Indy Datta revisits Waking Life, now available on Bluray from Arrow Video.
Richard Linklater’s sixth feature (or seventh if you count the unreleased It’s Impossible to Learn to Plow by Reading Books) is a reprise of his first, Slacker, and like the earlier film, it is an ostensibly unstructured daisy-chain of talking heads and walk-and-talks drawn from the seemingly endless supply of intellectuals and eccentrics (including sketchy individuals like the notorious Alex Jones) to be found in his home town of Austin, Texas. Waking Life is most obviously distinguished from Slacker by the fact that the live action footage captured by Linklater’s small crew, shooting on MiniDV, was rotoscoped and beautifully overpainted by a small army of animators led by Bob Sabiston in an ever changing cascade of graphic styles, transforming the feeling of the film from documentary to dreamlike.
At second glance, another point of distinction becomes evident – Waking Life is less unstructured than it first appears to be. Underneath its meandering and tangential surface it tells a fairly linear and conventionally-structured story similar to many other dream-driven narratives from Alice in Wonderland to The Wizard of Oz – the protagonist (in this instance unnamed and played by Wiley Wiggins) finds himself journeying through a mysterious realm, and his interactions with the denizens of the dream world gradually reveal its rules and what he must do to return to the real world, leading to a final showdown. But whereas Alice and Dorothy do get to return to the real world after that showdown, Wiley’s final confrontation in Waking Life, with Linklater himself, just leads to him waking up yet again in yet another dream, looping back to the beginning of the story.

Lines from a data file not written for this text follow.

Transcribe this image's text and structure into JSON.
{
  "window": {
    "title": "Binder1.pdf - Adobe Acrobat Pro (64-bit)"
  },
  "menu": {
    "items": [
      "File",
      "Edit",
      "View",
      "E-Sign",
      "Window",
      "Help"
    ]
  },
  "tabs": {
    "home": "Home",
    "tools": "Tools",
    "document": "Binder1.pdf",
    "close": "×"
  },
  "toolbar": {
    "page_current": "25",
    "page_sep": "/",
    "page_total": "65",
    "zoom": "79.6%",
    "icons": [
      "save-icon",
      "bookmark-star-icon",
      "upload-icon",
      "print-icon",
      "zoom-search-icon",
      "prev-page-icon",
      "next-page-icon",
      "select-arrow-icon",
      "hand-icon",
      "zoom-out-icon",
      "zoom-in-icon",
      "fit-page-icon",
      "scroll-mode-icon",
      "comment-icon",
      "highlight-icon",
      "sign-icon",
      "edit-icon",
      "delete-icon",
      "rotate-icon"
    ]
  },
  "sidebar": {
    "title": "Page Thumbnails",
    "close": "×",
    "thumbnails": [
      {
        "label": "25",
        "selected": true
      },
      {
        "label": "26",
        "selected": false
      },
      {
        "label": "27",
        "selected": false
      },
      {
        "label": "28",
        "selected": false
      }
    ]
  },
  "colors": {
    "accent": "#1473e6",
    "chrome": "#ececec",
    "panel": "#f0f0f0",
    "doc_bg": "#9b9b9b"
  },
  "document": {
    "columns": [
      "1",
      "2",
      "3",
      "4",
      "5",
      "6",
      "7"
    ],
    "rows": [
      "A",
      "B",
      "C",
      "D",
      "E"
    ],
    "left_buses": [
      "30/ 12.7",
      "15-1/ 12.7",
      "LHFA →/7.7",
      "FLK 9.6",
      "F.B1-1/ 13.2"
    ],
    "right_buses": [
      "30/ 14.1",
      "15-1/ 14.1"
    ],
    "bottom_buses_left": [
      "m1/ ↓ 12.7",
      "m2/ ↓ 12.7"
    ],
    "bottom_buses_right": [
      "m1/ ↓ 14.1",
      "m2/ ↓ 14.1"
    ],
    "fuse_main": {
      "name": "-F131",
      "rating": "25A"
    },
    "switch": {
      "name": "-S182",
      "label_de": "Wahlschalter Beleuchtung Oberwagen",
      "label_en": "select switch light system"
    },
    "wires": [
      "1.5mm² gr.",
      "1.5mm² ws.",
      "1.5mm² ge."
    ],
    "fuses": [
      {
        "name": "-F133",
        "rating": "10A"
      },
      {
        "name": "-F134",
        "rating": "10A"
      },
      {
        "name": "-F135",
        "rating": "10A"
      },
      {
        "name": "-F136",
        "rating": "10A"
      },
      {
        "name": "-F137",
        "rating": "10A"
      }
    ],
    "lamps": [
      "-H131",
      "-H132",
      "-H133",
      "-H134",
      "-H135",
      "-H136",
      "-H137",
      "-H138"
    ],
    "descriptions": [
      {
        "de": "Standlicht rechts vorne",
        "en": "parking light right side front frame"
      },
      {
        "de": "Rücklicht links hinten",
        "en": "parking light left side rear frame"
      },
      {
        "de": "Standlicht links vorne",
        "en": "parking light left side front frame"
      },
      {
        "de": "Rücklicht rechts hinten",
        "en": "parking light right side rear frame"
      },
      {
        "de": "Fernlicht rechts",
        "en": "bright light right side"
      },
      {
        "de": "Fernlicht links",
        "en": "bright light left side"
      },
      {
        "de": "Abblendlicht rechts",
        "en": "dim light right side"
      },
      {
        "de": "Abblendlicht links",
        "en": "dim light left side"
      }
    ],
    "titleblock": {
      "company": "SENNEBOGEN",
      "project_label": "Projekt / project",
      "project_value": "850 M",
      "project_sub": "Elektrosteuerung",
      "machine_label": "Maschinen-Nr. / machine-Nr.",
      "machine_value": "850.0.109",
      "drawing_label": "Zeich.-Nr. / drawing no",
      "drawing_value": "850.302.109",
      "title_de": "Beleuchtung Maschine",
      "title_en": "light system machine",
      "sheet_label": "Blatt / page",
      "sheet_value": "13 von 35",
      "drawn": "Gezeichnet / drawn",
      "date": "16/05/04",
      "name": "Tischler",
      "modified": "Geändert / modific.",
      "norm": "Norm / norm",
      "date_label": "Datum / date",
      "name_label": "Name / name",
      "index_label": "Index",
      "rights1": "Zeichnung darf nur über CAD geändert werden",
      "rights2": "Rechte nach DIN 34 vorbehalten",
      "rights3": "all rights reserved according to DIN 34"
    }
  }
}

In that final scene, Linklater (while playing pinball) tells an anecdote about Philip K Dick, after the publication of Flow My Tears, the Policeman Said, becoming convinced that all of time and human consciousness was an illusion, and that we are all really living, to be precise, in the year 50 AD. Linklater’s character allows that, while it probably isn’t 50 AD, time, consciousness (waking or sleeping) and memory are all phenomena where the instant and the infinite may as well be indistinguishable.
That’s an insight that does double duty, at once summarising the by-turns contradictory, bullshit-strewn, fascinating, wanky and piercing torrent of words that came before it, and also serving as a Rosetta Stone for the underlying cinematic metaphysics of Linklater’s whole filmography, which Waking Life now seems inescapably central to, from the reference to Dick, whose A Scanner Darkly he and Sabiston would later adapt, through the cameo appearances by Julie Delpy and Ethan Hawke, down to the presence of his daughter Lorelei, a couple of years before she would start to take part in Boyhood, his most ambitious film to date.
Another excellent package from Arrow Video. The picture and sound on the Bluray are flawless (the flat colours and bold lines of the film are naturally forgiving to video compression, but still), and although many of the extras date from the 2002 DVD release of the film (a commentary by Linklater, Wiggins and Sabiston, one by many of the animators who worked on the film, a “trivia track” by Linklater that footnotes many of the talking heads, some behind the scene videos showing the details of the filming and animation process), their presence is welcome. What’s new is a raft of short films by Bob Sabiston, showing the evolution of his style and technology before and after Waking Life – at least a couple of these films (Grasshopper and The Even More Fun Trip) are worth watching in their own right. There is also a substantial booklet with an essay by Little White Lies editor David Jenkins.